Task requirements:
Among the entries, which lines carry the string "laborutu"? Copy every one.

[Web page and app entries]
_____

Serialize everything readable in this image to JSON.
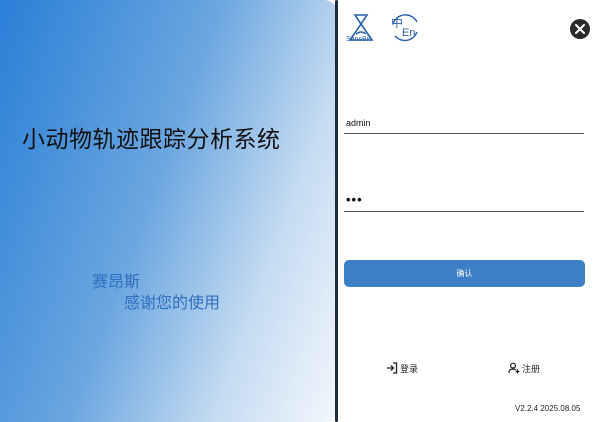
{
  "left": {
    "title": "小动物轨迹跟踪分析系统",
    "brand": "赛昂斯",
    "thanks": "感谢您的使用"
  },
  "header": {
    "logo_text": "SansBio",
    "lang_cn": "中",
    "lang_en": "En",
    "close_icon": "close-icon"
  },
  "form": {
    "username_value": "admin",
    "password_value": "•••",
    "confirm_label": "确认"
  },
  "footer": {
    "login_label": "登录",
    "register_label": "注册",
    "version": "V2.2.4 2025.08.05"
  },
  "colors": {
    "accent": "#3d7fc4",
    "brand_text": "#2f6fbf",
    "gradient_start": "#2a7fd6"
  }
}
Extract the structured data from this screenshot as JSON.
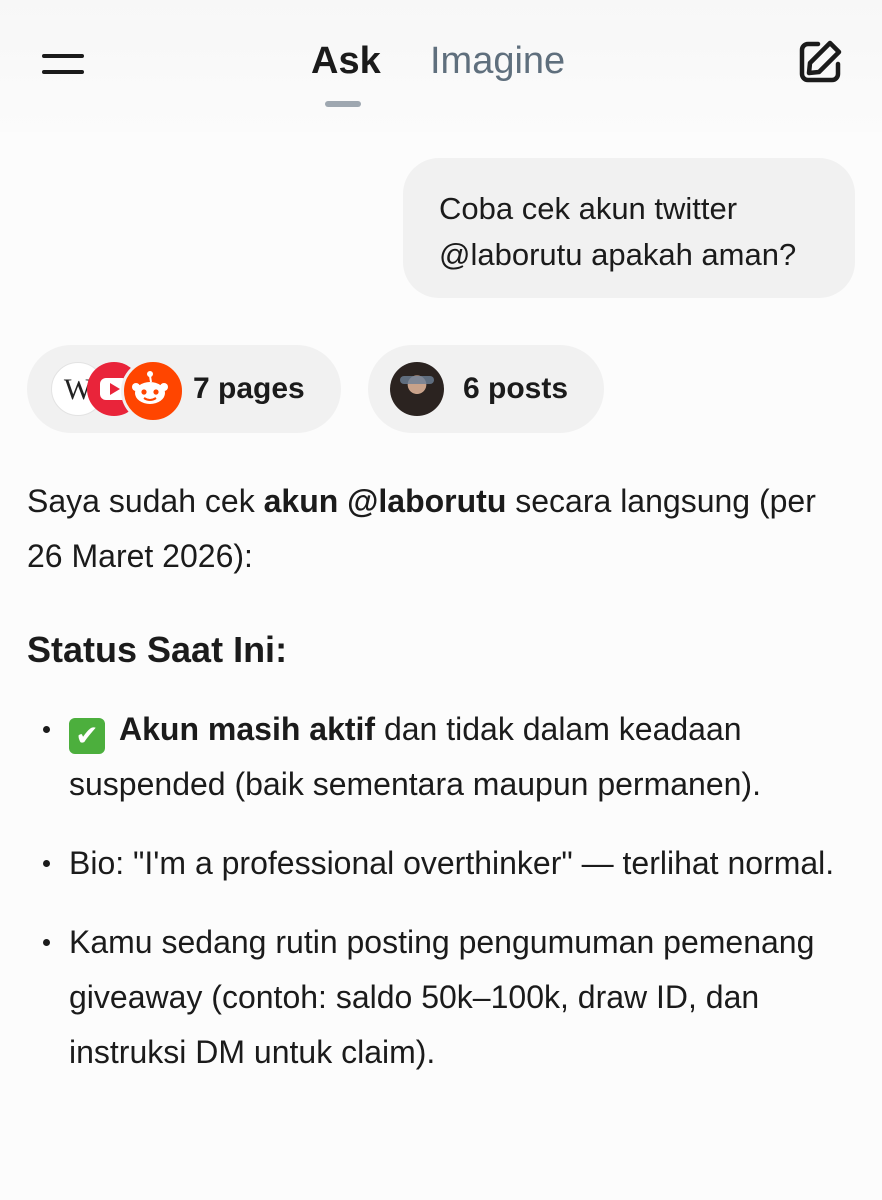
{
  "header": {
    "tabs": [
      {
        "label": "Ask",
        "active": true
      },
      {
        "label": "Imagine",
        "active": false
      }
    ],
    "menu_icon": "hamburger-menu-icon",
    "edit_icon": "new-chat-edit-icon",
    "active_color": "#1b1b1b",
    "inactive_color": "#5f6f7d"
  },
  "user_message": {
    "line1": "Coba cek akun twitter",
    "line2": "@laborutu apakah aman?"
  },
  "sources": {
    "pages": {
      "label": "7 pages",
      "favicons": [
        "wikipedia-icon",
        "youtube-icon",
        "reddit-icon"
      ],
      "wiki_letter": "W"
    },
    "posts": {
      "label": "6 posts",
      "avatar": "user-avatar"
    }
  },
  "response": {
    "intro_before": "Saya sudah cek ",
    "intro_bold": "akun @laborutu",
    "intro_after": " secara langsung (per 26 Maret 2026):",
    "heading": "Status Saat Ini:",
    "bullets": [
      {
        "emoji": "✔",
        "bold": "Akun masih aktif",
        "text": " dan tidak dalam keadaan suspended (baik sementara maupun permanen)."
      },
      {
        "text": "Bio: \"I'm a professional overthinker\" — terlihat normal."
      },
      {
        "text": "Kamu sedang rutin posting pengumuman pemenang giveaway (contoh: saldo 50k–100k, draw ID, dan instruksi DM untuk claim)."
      }
    ]
  }
}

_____

Answer below:
    "line2": "@laborutu apakah aman?"
    "intro_bold": "akun @laborutu",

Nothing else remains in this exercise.